ASSIGNMENT:
Look at every line of the material and count the ones holding the word "content". The answer is the number only.
____
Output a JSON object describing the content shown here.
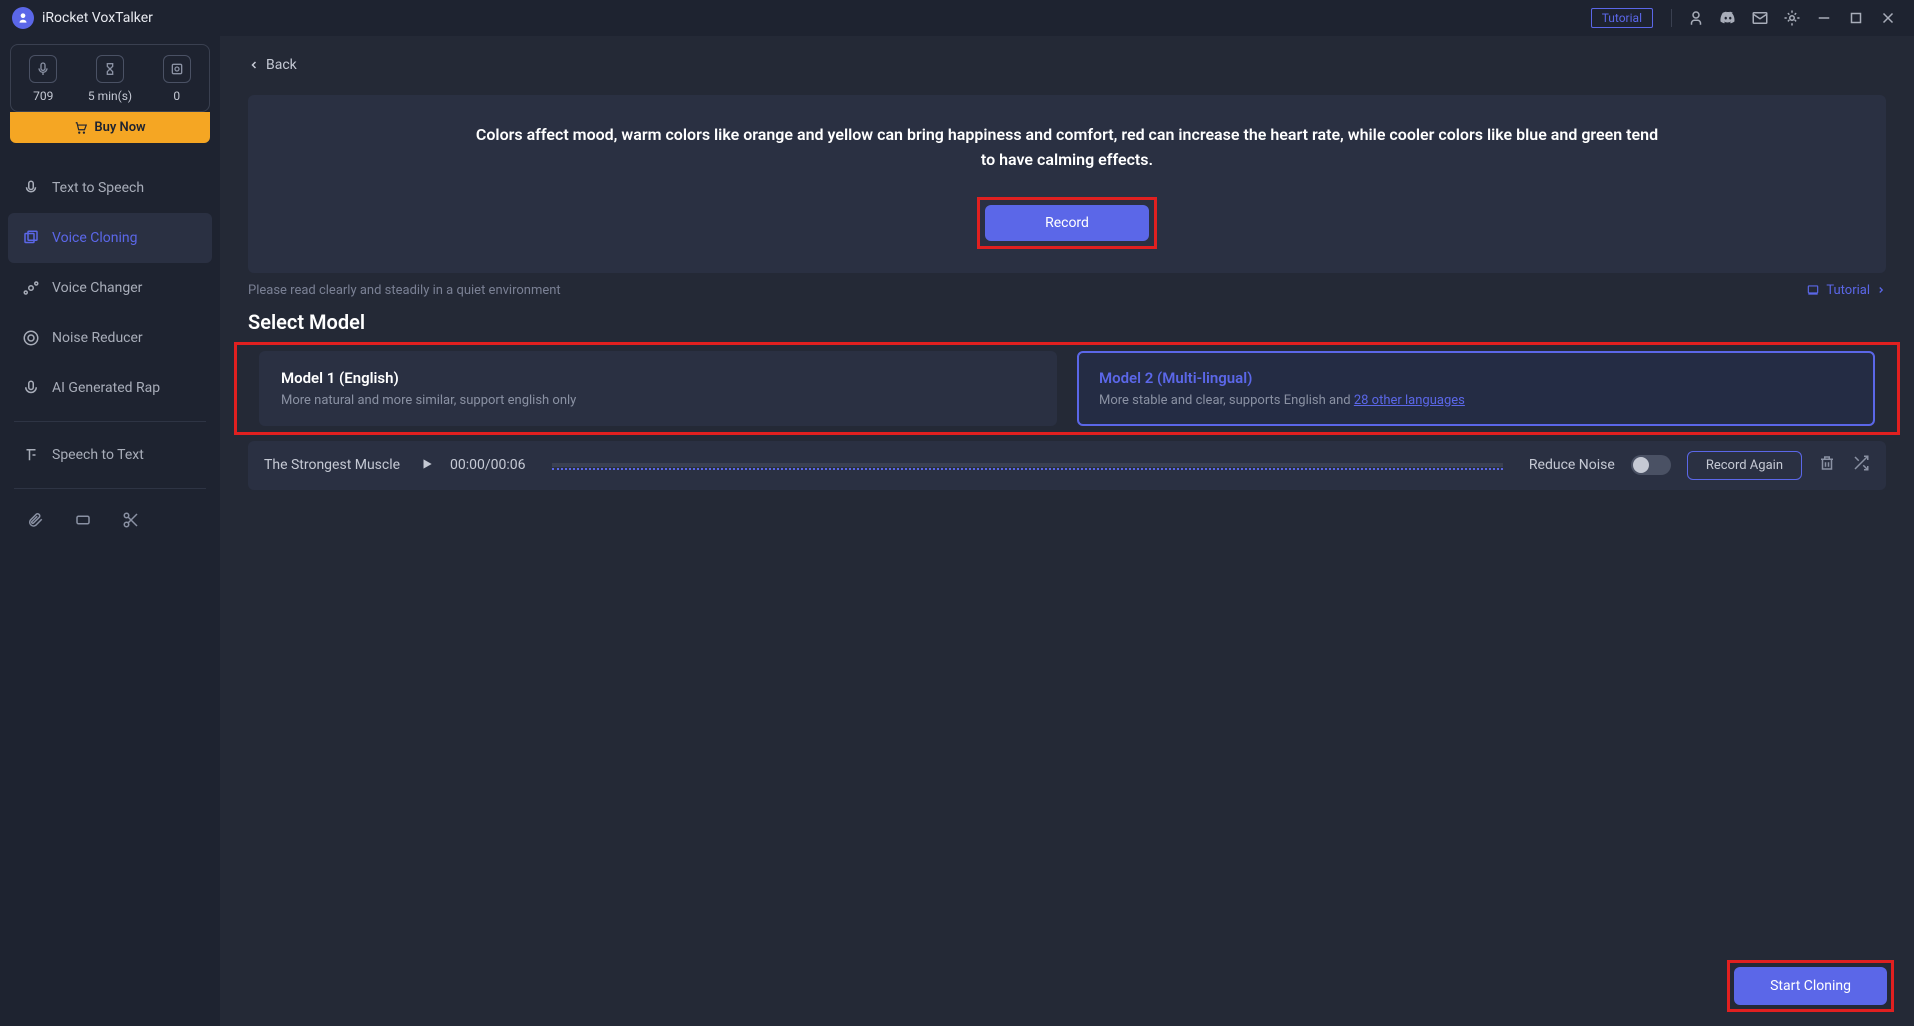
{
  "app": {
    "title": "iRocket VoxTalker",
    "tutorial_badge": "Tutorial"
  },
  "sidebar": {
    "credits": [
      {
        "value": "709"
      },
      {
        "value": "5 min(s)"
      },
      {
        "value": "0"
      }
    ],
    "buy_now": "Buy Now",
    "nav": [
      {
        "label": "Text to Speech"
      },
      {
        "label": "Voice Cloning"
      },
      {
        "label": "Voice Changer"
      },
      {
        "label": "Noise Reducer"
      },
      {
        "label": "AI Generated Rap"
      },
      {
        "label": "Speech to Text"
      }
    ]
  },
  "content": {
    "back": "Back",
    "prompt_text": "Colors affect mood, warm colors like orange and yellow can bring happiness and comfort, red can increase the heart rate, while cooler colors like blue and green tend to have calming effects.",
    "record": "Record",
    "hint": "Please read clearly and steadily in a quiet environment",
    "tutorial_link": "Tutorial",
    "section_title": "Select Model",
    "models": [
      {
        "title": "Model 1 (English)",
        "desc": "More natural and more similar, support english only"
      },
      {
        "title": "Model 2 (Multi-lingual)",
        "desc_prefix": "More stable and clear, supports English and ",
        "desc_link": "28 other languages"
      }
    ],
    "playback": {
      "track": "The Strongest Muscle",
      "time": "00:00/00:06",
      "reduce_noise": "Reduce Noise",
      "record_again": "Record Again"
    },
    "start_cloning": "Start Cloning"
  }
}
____
ANSWER TO THE EXERCISE:
2